I remember seeing a poster advertising the Anna Nicole Opera on the tube. At first I could not quite believe it. Anna Nicole? The glamour model?  The stripper? The Playboy Playmate, who married an 89 year old oil billionaire? An opera?  However with no prejudice, 2 weeks later I found myself outside the Royal Opera House with an Anna Nicole ticket for the opening night in my hand. The entrance was full of 16-25 year old students (with special ticket offers, some of them as cheap as £1!) downing their pints quickly. There was also a group of middle aged Opera enthusiasts who looked rather confused and slightly afraid of the surrounding group of tipsy youngsters.

The first thing that I noticed as I took my seat,  were the bright pink curtains and Anna Nicole paper face masks covering the cherub ornaments around the stalls, the sort of masks that can be purchased from cheap novelty shops.  The whole place was breathing and living Anna Nicole.

The Opera directed by Richard Jones, does one thing for sure, it precisely follows the life of Anna Nicole with her desperate fight to make her American dream come true, through her marriages to her death.  The show (if you don’t mind me describing it that way) engaged with the audience at some level. People were laughing; however I could not help wondering whether sometimes it was just a nervous laugh caused by trashy and vulgar language. The humour in the lyrics one might argue was perhaps more appealing to a teenage boy whose puberty makes him giggle every time he hears the word “titties”.

The stage design faithfully followed  all the different stages of Anna Nicole’s existence from a strip club with grotesque and almost cartoon-like dancers with huge breasts,  to lavish hotels. With bright neon lights and colours effectively used throughout the show.

Dutch soprano Eva-Maria Vestbroek’s title role of Anna Nicole lacked power, emotions and spark although her singing sounded decent. Her attempt to repeat what the choreographer taught her and the rest of the cast at times was almost comical.  The music by Mark – Anthony Turnage however at times might have seemed promising, but it was a let-down with its flat and rather monotonous tones.

The piece did not provide the thrill that one would expect from the opera, there were no tears or goose bumps. Two men in the seats behind me claimed that “putting a story of a gold-digging stripper in the Royal Opera House is like stabbing Puccini in his back and making a laughing stock of out La Boheme.

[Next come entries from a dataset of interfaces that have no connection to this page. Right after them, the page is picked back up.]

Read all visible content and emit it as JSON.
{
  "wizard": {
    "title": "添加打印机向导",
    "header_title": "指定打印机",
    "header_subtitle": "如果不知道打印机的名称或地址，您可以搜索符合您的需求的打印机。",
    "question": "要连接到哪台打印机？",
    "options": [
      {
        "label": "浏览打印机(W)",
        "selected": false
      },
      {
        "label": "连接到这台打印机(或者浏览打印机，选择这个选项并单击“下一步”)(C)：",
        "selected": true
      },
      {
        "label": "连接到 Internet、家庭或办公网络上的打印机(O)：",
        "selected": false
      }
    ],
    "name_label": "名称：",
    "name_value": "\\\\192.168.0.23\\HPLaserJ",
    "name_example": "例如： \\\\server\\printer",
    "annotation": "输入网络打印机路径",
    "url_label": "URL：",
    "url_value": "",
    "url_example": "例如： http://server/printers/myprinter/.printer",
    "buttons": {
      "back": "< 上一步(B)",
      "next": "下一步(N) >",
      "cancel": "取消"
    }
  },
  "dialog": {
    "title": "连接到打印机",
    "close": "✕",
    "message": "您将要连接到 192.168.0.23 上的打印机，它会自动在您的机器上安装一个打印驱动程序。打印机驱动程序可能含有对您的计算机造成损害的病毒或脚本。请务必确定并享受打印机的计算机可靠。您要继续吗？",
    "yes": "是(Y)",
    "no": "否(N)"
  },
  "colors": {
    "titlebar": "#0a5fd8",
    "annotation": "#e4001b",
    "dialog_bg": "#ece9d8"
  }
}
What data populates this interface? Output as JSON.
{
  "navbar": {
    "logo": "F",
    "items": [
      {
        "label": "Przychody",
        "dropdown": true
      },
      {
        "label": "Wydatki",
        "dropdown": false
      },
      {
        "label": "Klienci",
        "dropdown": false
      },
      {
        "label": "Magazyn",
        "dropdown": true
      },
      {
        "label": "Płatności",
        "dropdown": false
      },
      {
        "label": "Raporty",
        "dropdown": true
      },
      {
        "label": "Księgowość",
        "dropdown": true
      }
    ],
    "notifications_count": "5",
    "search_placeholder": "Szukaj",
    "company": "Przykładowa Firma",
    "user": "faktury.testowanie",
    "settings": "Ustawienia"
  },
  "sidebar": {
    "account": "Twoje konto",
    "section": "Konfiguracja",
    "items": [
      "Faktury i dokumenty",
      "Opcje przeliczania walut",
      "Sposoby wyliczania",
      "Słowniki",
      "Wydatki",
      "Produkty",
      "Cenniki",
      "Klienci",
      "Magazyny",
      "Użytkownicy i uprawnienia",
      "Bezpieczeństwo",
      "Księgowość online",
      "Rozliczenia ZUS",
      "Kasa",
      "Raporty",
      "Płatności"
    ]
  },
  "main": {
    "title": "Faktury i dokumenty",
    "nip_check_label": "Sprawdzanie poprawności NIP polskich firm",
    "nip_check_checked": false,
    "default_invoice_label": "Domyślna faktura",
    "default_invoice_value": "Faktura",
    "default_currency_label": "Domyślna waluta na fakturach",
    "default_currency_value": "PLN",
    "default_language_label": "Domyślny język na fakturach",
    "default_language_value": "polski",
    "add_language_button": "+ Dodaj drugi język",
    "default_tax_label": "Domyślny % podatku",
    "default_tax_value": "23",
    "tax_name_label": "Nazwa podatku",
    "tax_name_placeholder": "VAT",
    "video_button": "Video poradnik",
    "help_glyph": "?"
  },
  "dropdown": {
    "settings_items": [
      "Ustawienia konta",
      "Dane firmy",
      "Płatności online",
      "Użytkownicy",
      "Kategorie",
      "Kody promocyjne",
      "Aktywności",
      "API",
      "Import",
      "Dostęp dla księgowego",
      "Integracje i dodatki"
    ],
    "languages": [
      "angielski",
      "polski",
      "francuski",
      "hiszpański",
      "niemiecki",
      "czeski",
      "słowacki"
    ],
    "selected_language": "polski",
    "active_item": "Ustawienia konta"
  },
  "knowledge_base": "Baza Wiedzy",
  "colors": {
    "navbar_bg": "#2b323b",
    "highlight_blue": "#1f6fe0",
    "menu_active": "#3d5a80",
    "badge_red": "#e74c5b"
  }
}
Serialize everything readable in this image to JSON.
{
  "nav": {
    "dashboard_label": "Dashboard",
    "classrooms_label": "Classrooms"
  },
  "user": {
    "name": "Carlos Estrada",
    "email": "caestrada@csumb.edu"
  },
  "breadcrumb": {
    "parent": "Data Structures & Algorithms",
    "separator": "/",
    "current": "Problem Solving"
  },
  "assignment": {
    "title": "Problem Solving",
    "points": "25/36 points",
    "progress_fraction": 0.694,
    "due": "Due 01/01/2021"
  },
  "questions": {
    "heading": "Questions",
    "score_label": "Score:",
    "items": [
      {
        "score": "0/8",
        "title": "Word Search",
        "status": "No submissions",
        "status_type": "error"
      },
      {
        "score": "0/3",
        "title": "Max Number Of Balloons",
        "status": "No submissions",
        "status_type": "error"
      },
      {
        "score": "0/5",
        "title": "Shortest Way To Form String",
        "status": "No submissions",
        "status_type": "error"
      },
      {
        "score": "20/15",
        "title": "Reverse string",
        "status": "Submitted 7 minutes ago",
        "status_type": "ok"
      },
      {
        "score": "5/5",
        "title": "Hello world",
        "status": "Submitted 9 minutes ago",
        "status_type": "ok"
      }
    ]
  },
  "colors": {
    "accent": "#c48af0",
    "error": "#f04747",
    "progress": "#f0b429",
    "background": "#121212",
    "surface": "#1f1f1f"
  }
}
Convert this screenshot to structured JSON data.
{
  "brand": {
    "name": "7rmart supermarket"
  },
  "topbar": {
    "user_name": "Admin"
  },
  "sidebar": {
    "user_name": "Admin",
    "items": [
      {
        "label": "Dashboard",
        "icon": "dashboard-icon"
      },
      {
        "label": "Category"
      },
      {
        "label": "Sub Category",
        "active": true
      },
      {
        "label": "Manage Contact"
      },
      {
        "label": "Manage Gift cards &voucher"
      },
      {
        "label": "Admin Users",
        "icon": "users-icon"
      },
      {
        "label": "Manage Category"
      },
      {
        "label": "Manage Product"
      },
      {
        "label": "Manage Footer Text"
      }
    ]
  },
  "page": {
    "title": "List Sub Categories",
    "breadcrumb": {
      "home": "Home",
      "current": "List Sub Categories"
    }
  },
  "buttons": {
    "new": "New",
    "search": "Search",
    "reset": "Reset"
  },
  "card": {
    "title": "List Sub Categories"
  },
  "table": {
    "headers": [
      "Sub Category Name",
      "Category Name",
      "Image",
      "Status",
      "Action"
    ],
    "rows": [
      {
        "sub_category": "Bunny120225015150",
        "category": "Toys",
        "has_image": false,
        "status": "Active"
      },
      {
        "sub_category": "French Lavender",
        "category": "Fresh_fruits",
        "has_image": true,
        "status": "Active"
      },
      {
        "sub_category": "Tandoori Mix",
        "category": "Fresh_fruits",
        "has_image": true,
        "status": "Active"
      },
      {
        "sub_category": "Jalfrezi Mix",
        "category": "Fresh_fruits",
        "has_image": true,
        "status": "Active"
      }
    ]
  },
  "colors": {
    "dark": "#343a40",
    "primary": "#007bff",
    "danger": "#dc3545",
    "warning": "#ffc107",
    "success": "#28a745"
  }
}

The evening provided the audience with amusement that’s for sure, however maybe it would have worked better in the West End as a musical, where everything can be over the top. Perhaps Anna Nicole The Musical would have even received a standing ovation which Anna Nicole The Opera failed to achieve.